## ABOUT THIS TASK
If a line of the material holds the string "curve", it counts; report the number of such lines alone.

## INFORMATION SUPPLIED

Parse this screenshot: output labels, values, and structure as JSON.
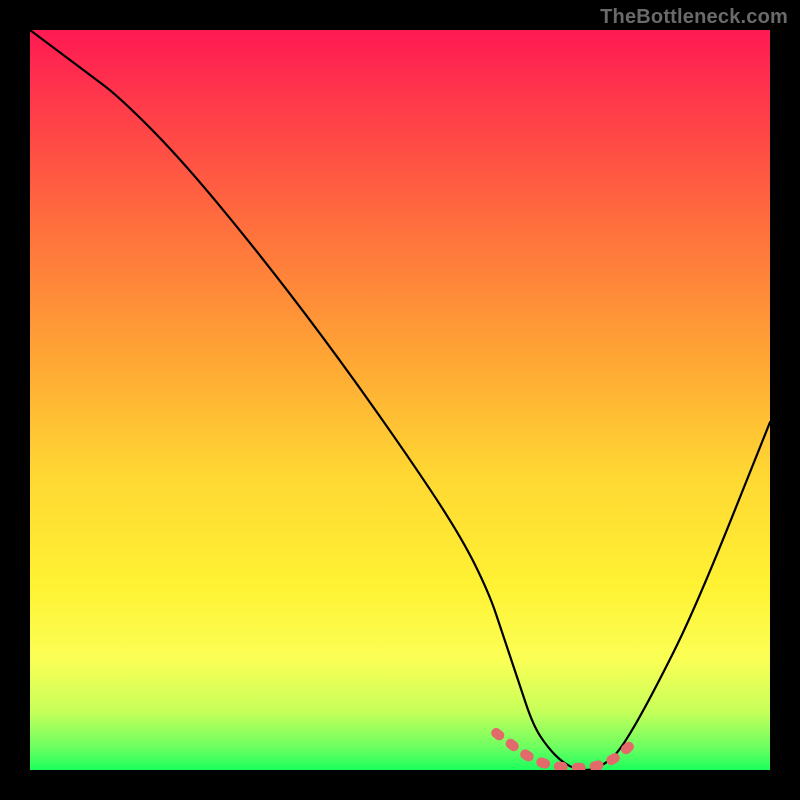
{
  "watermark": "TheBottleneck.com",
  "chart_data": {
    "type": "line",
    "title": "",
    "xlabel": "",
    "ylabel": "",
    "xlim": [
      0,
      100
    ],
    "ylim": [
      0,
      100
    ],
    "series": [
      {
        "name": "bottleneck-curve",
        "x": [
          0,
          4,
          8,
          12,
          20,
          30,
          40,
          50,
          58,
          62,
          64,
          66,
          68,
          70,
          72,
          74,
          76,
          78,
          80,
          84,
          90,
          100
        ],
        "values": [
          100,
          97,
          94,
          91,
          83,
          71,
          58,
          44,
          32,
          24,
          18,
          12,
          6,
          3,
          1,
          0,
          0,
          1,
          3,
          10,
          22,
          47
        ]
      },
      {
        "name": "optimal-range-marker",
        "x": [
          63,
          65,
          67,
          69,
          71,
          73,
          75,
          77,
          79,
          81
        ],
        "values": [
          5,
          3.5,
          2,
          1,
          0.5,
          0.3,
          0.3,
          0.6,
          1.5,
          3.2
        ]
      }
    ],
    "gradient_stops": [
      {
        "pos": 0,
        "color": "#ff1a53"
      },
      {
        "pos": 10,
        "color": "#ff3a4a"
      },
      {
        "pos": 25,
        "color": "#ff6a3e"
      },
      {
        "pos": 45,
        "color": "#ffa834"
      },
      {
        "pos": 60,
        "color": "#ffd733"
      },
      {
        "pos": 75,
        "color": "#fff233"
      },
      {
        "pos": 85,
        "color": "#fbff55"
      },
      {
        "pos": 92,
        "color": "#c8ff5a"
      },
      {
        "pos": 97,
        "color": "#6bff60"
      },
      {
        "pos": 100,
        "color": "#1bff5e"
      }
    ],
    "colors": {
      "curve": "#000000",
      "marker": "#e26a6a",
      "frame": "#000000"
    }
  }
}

## REPLY TO THE TASK
2